Implementing an Integrated Geriatric Care Model from the Perspective of Family Practitioners
DOI: 10.3238/zfa.2013.0016-0022german translation / full article
Background: Managed care is a strategy used to counteract the disintegration of functions and services in healthcare systems. Despite the demonstrated political will to put such models into practice in Germany, barriers to their implementation could not be surmounted in recent years. One reason for this, which should be considered, is that implementation of these models would require changes in routine practice. The present formative evaluation project examined the feasibility of an integrated geriatric care model from the view of family practitioners.
Methods: Face-to-face interviews and a focus group discussion were conducted at different points during the project with the physicians (N = 34) participating in the integrated care program. All interviews and the focus group discussion were digitally recorded, transcribed and thematically coded using the grounded theory approach.
Results: At the beginning of the project, the surveyed physicians (n = 3) cited their overall burden of work as the reason for their limited participation in the program. In addition, it became apparent that the target enrollment population of elderly insured patients was not sufficiently informed about the program. This problem was also discussed in the focus group (n = 6) one year later. The physicians also claimed that additional assistance was needed with enrolling patients in the program – even though an enrollment nurse position had been created during the project to lighten the burden of work. At the end of the project, the physicians (n = 3) actively participating in the program stressed the need for reminders and exchanges with colleagues to successfully put the model into practice.

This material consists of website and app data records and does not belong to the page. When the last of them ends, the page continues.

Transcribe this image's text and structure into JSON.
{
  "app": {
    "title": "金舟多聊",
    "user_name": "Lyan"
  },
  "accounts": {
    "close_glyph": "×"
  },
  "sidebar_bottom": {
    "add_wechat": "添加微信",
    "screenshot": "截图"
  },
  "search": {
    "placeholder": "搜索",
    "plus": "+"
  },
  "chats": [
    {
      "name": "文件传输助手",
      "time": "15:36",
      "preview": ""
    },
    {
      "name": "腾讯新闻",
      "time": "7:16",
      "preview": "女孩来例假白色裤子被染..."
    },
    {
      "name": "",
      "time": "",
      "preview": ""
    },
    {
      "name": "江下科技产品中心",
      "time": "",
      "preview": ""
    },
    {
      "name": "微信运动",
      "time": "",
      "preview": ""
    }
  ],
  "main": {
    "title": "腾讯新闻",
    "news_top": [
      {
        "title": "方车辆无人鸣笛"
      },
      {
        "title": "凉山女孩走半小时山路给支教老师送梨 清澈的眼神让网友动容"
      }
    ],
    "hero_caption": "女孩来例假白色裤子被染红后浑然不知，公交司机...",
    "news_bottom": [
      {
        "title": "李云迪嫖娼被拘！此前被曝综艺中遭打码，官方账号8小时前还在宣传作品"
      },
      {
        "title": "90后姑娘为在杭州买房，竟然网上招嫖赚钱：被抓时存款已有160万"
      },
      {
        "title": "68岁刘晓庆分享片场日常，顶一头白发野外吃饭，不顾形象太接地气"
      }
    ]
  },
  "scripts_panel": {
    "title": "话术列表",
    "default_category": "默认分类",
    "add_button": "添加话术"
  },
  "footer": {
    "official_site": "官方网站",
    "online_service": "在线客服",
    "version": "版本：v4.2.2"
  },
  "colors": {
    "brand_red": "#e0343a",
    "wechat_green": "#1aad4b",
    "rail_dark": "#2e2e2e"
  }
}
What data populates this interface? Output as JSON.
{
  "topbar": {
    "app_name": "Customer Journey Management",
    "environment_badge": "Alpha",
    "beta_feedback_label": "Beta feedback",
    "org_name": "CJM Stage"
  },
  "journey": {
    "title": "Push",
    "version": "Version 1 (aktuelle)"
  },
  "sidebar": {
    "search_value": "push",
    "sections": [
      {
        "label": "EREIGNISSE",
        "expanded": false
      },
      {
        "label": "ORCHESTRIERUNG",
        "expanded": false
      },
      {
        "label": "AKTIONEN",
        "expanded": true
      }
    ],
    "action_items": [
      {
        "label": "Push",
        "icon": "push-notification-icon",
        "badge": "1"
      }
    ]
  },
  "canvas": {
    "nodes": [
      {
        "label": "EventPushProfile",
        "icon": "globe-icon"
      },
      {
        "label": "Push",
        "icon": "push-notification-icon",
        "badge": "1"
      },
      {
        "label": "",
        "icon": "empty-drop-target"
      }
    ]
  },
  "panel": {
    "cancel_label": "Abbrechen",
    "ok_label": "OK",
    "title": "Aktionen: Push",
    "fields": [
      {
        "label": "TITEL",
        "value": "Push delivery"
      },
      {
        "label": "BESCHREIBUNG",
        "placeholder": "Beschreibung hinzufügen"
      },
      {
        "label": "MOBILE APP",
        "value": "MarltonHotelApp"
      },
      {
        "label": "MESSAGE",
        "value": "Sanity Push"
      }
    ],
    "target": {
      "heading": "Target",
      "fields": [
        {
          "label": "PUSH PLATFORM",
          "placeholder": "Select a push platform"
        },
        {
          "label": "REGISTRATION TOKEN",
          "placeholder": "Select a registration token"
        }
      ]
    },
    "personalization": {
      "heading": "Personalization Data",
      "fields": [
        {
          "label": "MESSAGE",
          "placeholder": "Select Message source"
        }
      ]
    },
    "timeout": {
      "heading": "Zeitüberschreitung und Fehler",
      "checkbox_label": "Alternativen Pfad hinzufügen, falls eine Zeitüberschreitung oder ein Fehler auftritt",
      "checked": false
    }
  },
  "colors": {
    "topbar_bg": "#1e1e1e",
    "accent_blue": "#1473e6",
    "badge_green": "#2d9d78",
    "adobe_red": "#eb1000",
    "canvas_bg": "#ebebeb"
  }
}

Conclusions: Successful implementation of an integrated care model requires that physicians willing to participate in the program and those working in their practice make changes to their routine practice. This could not be achieved during this project through monetary incentives and the support of an enrollment nurse alone. Continuous support of the participating family practitioners provided in the form of academic detailing could contribute to successful model implementation.